I built a cartridge, which I call the Vectrex32 SmartCart, based on the Microchip PIC32. It's a 32 bit microcontroller that runs at 200 MHz, has a floating point unit, 2MB of flash, and 512KB of RAM. By comparison, the Vectrex's 6809 is an 8/16 bit processor with 8KB of ROM and 1K of RAM.
The BASIC interpreter and the game run on the PIC32. There's a dual-port memory chip readable and writable by both the PIC32 and the 6809. The PIC32 writes 6809 machine code into the dual-port memory and the 6809 runs it. Thirty times per second, the PIC32 writes the instructions needed to draw the screen, play sounds, and read the controller. Since the game logic is running on the PIC32, games can be far more sophisticated than anything the Vectrex could do alone.
The SmartCart also has a USB interface. When connected to a PC, it appears as a mass storage drive and a serial port. The drive holds BASIC programs and the serial port can be used with a terminal emulator. You can interactively debug a BASIC program (my version of BASIC supports breakpoints, single-stepping, printing out variables, and more). You can also interactively change things on the screen, e.g. you can experiment to get your shapes looking right and moving right.
So basically: he took the 1982-vintage Vectrex and wrote a cartridge for it that turns it into a simple I/O device, with the real program running elsewhere. But, to avoid letting things get too modern, he made the controlling computer (which also fits inside the cartridge) be of 1992-vintage instead of something modern.

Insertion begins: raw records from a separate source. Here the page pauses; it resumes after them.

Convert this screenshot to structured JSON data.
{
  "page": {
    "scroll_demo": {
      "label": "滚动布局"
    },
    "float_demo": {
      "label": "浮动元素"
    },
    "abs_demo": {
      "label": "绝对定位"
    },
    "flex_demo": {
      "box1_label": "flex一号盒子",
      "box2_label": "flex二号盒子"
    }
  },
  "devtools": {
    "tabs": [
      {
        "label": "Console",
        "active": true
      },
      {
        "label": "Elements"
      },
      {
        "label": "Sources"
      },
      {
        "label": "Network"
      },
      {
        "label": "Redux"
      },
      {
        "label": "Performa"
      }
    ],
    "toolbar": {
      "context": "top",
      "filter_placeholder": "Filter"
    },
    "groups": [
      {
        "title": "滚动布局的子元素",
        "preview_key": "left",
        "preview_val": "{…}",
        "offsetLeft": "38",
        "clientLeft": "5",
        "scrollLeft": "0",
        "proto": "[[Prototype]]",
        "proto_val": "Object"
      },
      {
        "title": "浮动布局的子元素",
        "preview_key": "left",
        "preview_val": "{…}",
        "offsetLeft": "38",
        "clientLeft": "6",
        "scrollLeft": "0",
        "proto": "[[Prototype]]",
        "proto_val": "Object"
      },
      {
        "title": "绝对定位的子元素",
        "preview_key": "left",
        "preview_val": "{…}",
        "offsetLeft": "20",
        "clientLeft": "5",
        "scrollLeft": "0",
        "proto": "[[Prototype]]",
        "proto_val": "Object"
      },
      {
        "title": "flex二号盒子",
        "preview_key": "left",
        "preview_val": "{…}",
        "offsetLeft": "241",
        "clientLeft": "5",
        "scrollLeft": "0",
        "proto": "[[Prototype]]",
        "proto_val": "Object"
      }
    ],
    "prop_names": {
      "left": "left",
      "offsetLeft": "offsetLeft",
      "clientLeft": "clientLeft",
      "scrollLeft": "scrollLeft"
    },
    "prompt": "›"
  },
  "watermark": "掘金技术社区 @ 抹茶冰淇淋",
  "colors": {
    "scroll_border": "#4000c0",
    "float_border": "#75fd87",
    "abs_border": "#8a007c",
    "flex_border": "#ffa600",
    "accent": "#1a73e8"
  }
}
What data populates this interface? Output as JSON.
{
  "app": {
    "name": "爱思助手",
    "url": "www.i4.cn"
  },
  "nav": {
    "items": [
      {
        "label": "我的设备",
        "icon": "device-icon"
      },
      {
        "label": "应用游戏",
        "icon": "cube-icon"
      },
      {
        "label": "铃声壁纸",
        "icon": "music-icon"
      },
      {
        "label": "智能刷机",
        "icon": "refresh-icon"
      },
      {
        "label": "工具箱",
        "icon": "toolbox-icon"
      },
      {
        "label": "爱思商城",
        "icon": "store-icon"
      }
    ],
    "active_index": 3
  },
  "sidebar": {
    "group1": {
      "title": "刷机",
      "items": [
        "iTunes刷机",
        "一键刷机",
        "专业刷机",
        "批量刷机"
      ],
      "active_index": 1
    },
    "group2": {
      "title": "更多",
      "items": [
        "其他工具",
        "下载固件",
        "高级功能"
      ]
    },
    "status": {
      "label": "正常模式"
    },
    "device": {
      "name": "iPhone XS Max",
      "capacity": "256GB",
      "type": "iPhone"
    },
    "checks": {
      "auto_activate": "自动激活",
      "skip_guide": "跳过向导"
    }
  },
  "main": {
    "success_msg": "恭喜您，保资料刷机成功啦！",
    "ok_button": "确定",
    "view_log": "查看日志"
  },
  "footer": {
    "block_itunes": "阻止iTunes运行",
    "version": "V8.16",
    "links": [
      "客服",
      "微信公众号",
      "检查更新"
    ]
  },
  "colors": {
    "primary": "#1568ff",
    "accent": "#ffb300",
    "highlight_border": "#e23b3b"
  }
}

Today I learned that BASIC can have breakpoints. Apparently these neo-retro BASICs have advanced beyond what I'm used to: when CLOADM $C000 fails because your cassette stretched, you just type it all in again.
I feel like this must have been what game development was like during those heady, accelerating days toward the end of the 19A0s.